In a recently published Infrastructure Security Design Overview document, Google has revealed that it uses proprietary chips to ensure the security of its servers in its own and third-party data centers.
As spotted by The Reg, the document says that the company designs “custom chips, including a hardware security chip that is currently being deployed on both servers and peripherals. These chips allow us to securely identify and authenticate legitimate Google devices at the hardware level.”
In house, in data center
“Google server machines use a variety of technologies to ensure that they are booting the correct software stack,” it continues.
“We use cryptographic signatures over low-level components like the BIOS, bootloader, kernel, and base operating system image. These signatures can be validated during each boot or update. The components are all Google-controlled, built, and hardened.
“With each new generation of hardware we strive to continually improve security: for example, depending on the generation of server design, we root the trust of the boot chain in either a lockable firmware chip, a microcontroller running Google-written security code, or the above mentioned Google-designed security chip.”
Google was infamously implicated in the 2013 Snowden leaks, where it was revealed that the NSA and GCHQ had successfully tapped the corporation’s data centers.
The document states: “To protect against sophisticated adversaries who may be trying to tap our private WAN links, the infrastructure automatically encrypts all infrastructure RPC [remote procedure calls] traffic which goes over the WAN between data centers, without requiring any explicit configuration from the service. We have started to deploy hardware cryptographic accelerators that will allow us to extend this default encryption to all infrastructure RPC traffic inside our data centers.”
Previously, Google revealed that it designed its own ‘Tensor Processing Units’ for machine learning projects.
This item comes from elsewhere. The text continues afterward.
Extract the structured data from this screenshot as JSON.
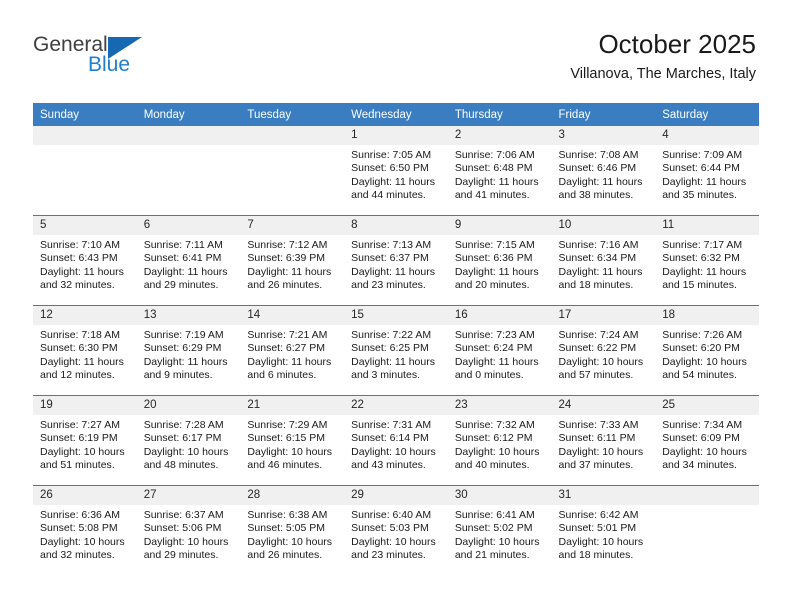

While the company has been relatively quiet about how widespread its TPUs are, it had said they were used for the AlphaGo project, as well as to cut the costs of its Cloud Vision API by roughly 80 percent.
The document details several other security measures adopted by Google, including “independent biometric identification systems, cameras, and metal detectors” when colocating in third-party data centers, as well as revealing that the company scans employees’ devices to “ensure that the operating system images for these client devices are up-to-date with security patches.”